- _The problem_
What you give back must match the records below exactly.

- _Data items_
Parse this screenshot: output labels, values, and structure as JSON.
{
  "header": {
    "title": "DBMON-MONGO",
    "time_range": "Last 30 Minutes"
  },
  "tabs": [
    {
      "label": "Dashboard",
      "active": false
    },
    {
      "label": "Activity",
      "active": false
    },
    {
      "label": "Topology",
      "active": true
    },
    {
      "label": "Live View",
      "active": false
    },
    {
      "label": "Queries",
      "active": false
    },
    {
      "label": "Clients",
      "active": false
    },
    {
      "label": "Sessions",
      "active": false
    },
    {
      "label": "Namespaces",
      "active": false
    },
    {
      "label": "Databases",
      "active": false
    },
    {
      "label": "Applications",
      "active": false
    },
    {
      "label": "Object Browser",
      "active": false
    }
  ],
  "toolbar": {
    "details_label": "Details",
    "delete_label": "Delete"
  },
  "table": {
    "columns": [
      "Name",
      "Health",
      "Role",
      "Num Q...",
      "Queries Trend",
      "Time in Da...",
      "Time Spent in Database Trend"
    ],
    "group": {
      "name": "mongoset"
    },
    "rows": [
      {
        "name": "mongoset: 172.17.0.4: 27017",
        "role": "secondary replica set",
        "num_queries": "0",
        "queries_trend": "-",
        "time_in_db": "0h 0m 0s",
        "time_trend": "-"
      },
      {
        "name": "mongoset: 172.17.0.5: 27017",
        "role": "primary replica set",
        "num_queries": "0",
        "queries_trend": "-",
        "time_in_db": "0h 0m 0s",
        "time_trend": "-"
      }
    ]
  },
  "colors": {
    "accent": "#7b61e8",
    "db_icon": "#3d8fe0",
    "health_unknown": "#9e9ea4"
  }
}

- _Result for this exercise_
Parse this screenshot: output labels, values, and structure as JSON.
{
  "header": {
    "title": "DBMON-MONGO",
    "time_range": "Last 30 Minutes"
  },
  "tabs": [
    {
      "label": "Dashboard",
      "active": false
    },
    {
      "label": "Activity",
      "active": false
    },
    {
      "label": "Topology",
      "active": true
    },
    {
      "label": "Live View",
      "active": false
    },
    {
      "label": "Queries",
      "active": false
    },
    {
      "label": "Clients",
      "active": false
    },
    {
      "label": "Sessions",
      "active": false
    },
    {
      "label": "Namespaces",
      "active": false
    },
    {
      "label": "Databases",
      "active": false
    },
    {
      "label": "Applications",
      "active": false
    },
    {
      "label": "Object Browser",
      "active": false
    }
  ],
  "toolbar": {
    "details_label": "Details",
    "delete_label": "Delete"
  },
  "table": {
    "columns": [
      "Name",
      "Health",
      "Role",
      "Num Q...",
      "Queries Trend",
      "Time in Da...",
      "Time Spent in Database Trend"
    ],
    "group": {
      "name": "mongoset"
    },
    "rows": [
      {
        "name": "mongoset: 172.17.0.4: 27017",
        "role": "secondary replica set",
        "num_queries": "0",
        "queries_trend": "-",
        "time_in_db": "0h 0m 0s",
        "time_trend": "-"
      },
      {
        "name": "mongoset: 172.17.0.5: 27017",
        "role": "primary replica set",
        "num_queries": "0",
        "queries_trend": "-",
        "time_in_db": "0h 0m 0s",
        "time_trend": "-"
      }
    ]
  },
  "colors": {
    "accent": "#7b61e8",
    "db_icon": "#3d8fe0",
    "health_unknown": "#9e9ea4"
  }
}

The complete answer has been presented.